This streamlines the discovery of relevant information. As a result, investigators can swiftly navigate vast repositories and promptly zero in on specific events or subjects.
With tools like Surveillance Bridge facilitating immediate integration with the cloud, organizations are well-positioned to address the dual imperatives of real-time monitoring and in-depth forensic exploration.
Instead of heavy investments in physical computing infrastructures, organizations benefit from the cost-efficiency of the cloud where high capital expenditures are replaced by a flexible operational model.
Whether one needs to process a day’s footage from a single camera or extensive city-wide surveillance recordings, the cloud’s dynamic computing resources are up to the task.
Yet, it isn’t just about powerful processing or the latest technology.
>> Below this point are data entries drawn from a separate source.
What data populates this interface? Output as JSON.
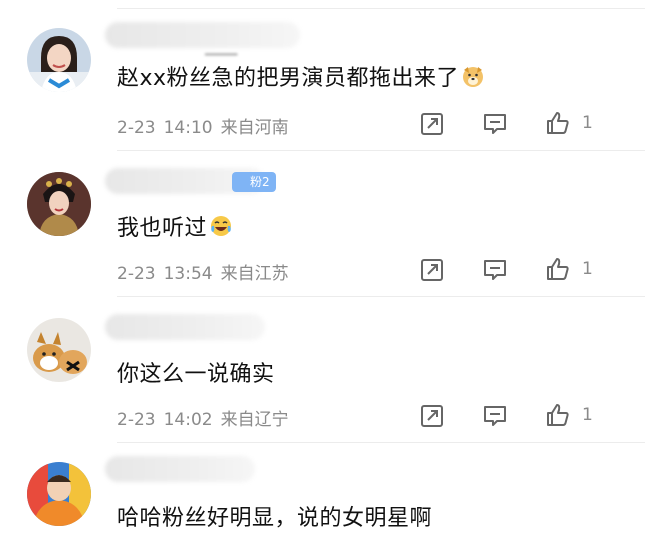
{
  "comments": [
    {
      "text": "赵xx粉丝急的把男演员都拖出来了",
      "emoji": "dog-face-emoji",
      "date": "2-23",
      "time": "14:10",
      "location": "来自河南",
      "likes": "1",
      "fan_badge": null
    },
    {
      "text": "我也听过",
      "emoji": "laughing-crying-emoji",
      "date": "2-23",
      "time": "13:54",
      "location": "来自江苏",
      "likes": "1",
      "fan_badge": "粉2"
    },
    {
      "text": "你这么一说确实",
      "emoji": null,
      "date": "2-23",
      "time": "14:02",
      "location": "来自辽宁",
      "likes": "1",
      "fan_badge": null
    },
    {
      "text": "哈哈粉丝好明显，说的女明星啊",
      "emoji": null,
      "date": null,
      "time": null,
      "location": null,
      "likes": null,
      "fan_badge": null
    }
  ],
  "icons": {
    "share": "share-icon",
    "comment": "comment-icon",
    "like": "thumbs-up-icon"
  },
  "colors": {
    "meta_text": "#8a8a8a",
    "fan_badge": "#7fb4f5"
  }
}
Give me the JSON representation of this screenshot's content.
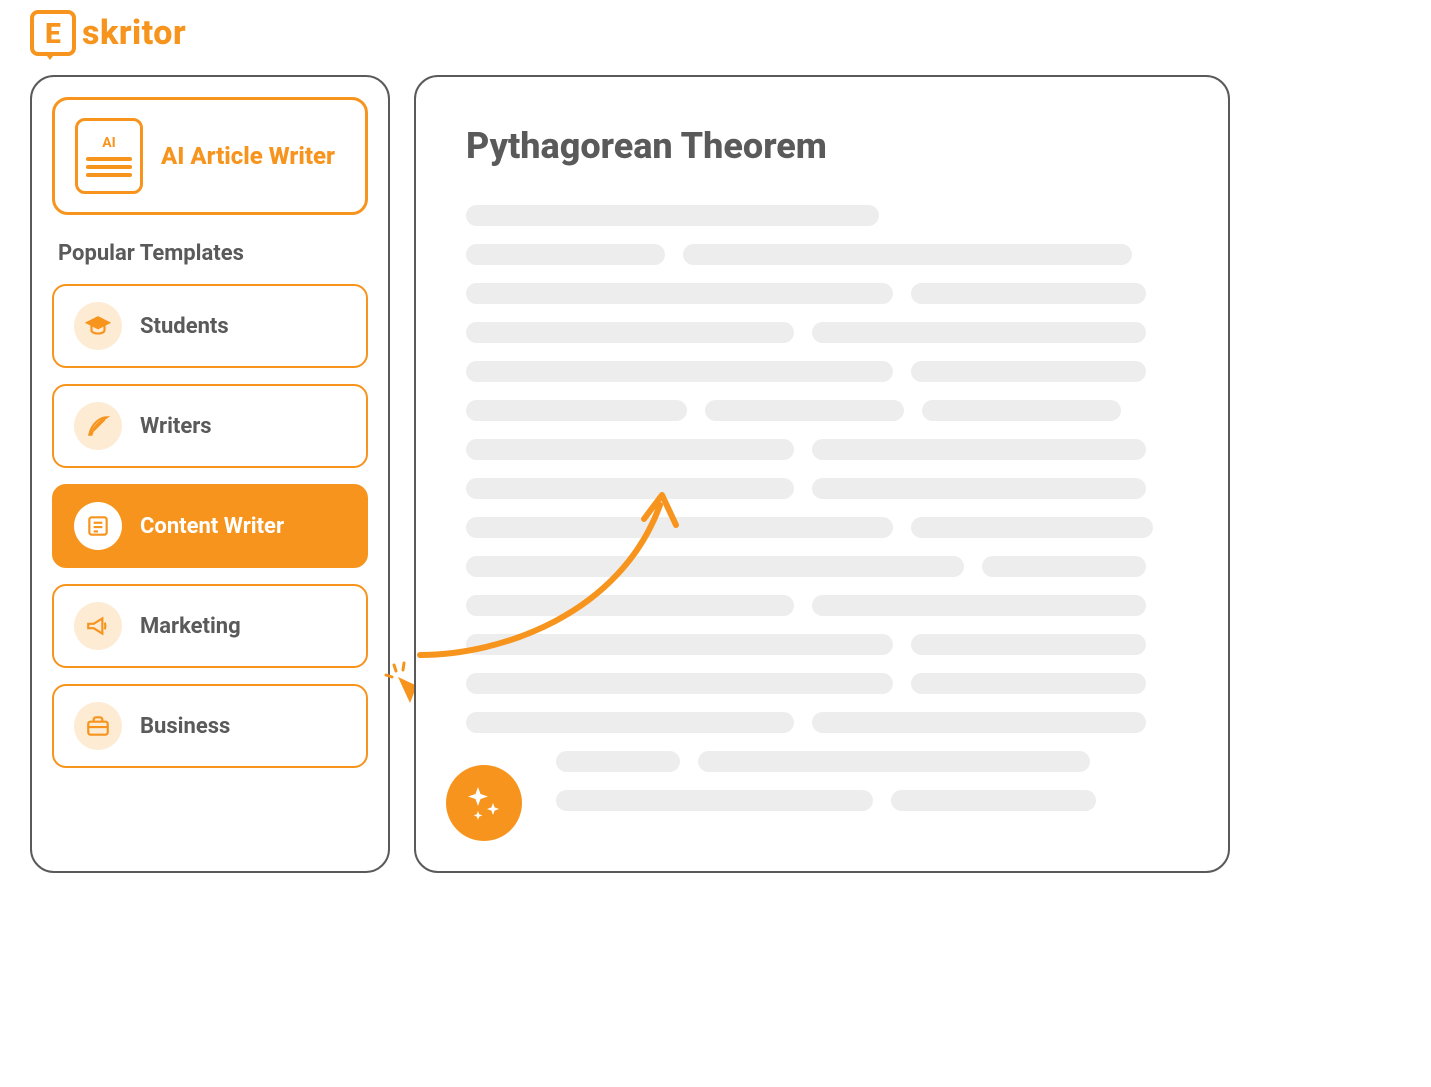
{
  "brand": {
    "letter": "E",
    "name": "skritor"
  },
  "sidebar": {
    "ai_writer": {
      "icon_label": "AI",
      "title": "AI Article Writer"
    },
    "section_title": "Popular Templates",
    "templates": [
      {
        "label": "Students",
        "icon": "graduation-cap-icon",
        "active": false
      },
      {
        "label": "Writers",
        "icon": "feather-icon",
        "active": false
      },
      {
        "label": "Content Writer",
        "icon": "document-icon",
        "active": true
      },
      {
        "label": "Marketing",
        "icon": "megaphone-icon",
        "active": false
      },
      {
        "label": "Business",
        "icon": "briefcase-icon",
        "active": false
      }
    ]
  },
  "content": {
    "title": "Pythagorean Theorem"
  },
  "colors": {
    "accent": "#f7941d",
    "text": "#5a5a5a",
    "placeholder": "#ededed",
    "icon_bg": "#fdebd4"
  }
}
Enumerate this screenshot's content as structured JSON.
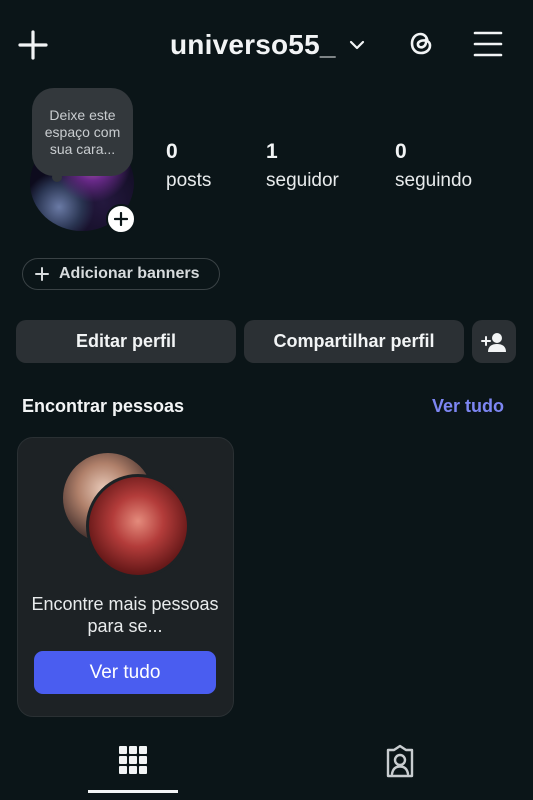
{
  "header": {
    "username": "universo55_",
    "icons": [
      "plus-icon",
      "chevron-down-icon",
      "threads-icon",
      "menu-icon"
    ]
  },
  "profile": {
    "note_text": "Deixe este espaço com sua cara...",
    "stats": [
      {
        "value": "0",
        "label": "posts"
      },
      {
        "value": "1",
        "label": "seguidor"
      },
      {
        "value": "0",
        "label": "seguindo"
      }
    ],
    "banner_button": "Adicionar banners"
  },
  "actions": {
    "edit_profile": "Editar perfil",
    "share_profile": "Compartilhar perfil"
  },
  "discover": {
    "title": "Encontrar pessoas",
    "see_all": "Ver tudo",
    "card_text": "Encontre mais pessoas para se...",
    "card_button": "Ver tudo"
  },
  "tabs": [
    "grid-icon",
    "tagged-icon"
  ],
  "colors": {
    "background": "#0b1518",
    "accent_link": "#7d86f2",
    "primary_button": "#4a5df0",
    "secondary_button": "#2b3034"
  }
}
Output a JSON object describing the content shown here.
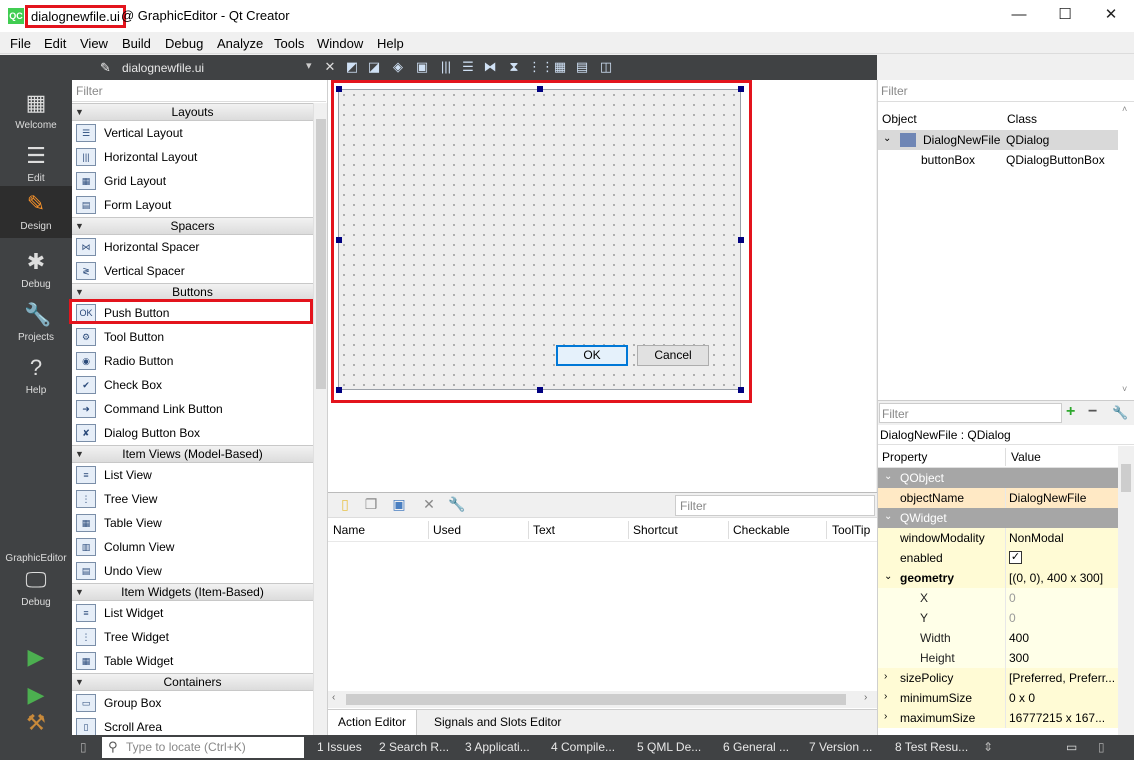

The global accessibility of the cloud is fostering an environment of collaboration.
Stakeholders, regardless of their geographical location, can access evidence remotely from a centralized and extremely durable cloud, thus expediting the decision-making process.
As AI, machine learning and large language models (LLM) evolve, video analysis will become smarter, faster and more commonplace.
By allowing recordings to safely reside in the cloud, organizations are not only addressing current data protection needs but also preparing for the future with AI.
This proactive approach not only protects data in the best possible way, but also adds incalculable future value to the data being protected.
An added benefit for infrastructures that reliably support having only cameras on-premises, Surveillance Bridge continues to greatly reduce operational costs.
Running the VMS in a cloud compute environment with direct access to cloud object storage is the only meaningful way to control costs.
In addition, Surveillance Bridge enables direct access to associated AI services from the cloud provider.
In this way, excessive cloud block storage is all but eliminated in place of immediate and archive object storage tiers while preserving efficient on-demand AI workflows.
In summary, Surveillance Bridge is quickly setting the tone for the future of surveillance data management.
By bridging the power of existing, on-premises VMS infrastructures with the limitless potential of the cloud, video surveillance customers are now equipped to address the demands of our interconnected, data-driven world while maintaining a fully featured, non-disruptive and cost-optimized solution.
Lance Kelson is an industry veteran with over 30 years of experience in strategic product and business development focusing on media, metadata and hybrid data storage solutions.
He is the CEO of Tiger Surveillance – a software development company powered by Tiger Technology and specializing in on-premises-first data management and protection for video surveillance workflows.
Prior to the launch of Tiger Surveillance in 2021, he was an Executive Board Member and Executive Vice President of Tiger Technology.
This article was originally published in the October edition of Security Journal Americas. To read your FREE digital edition, click here.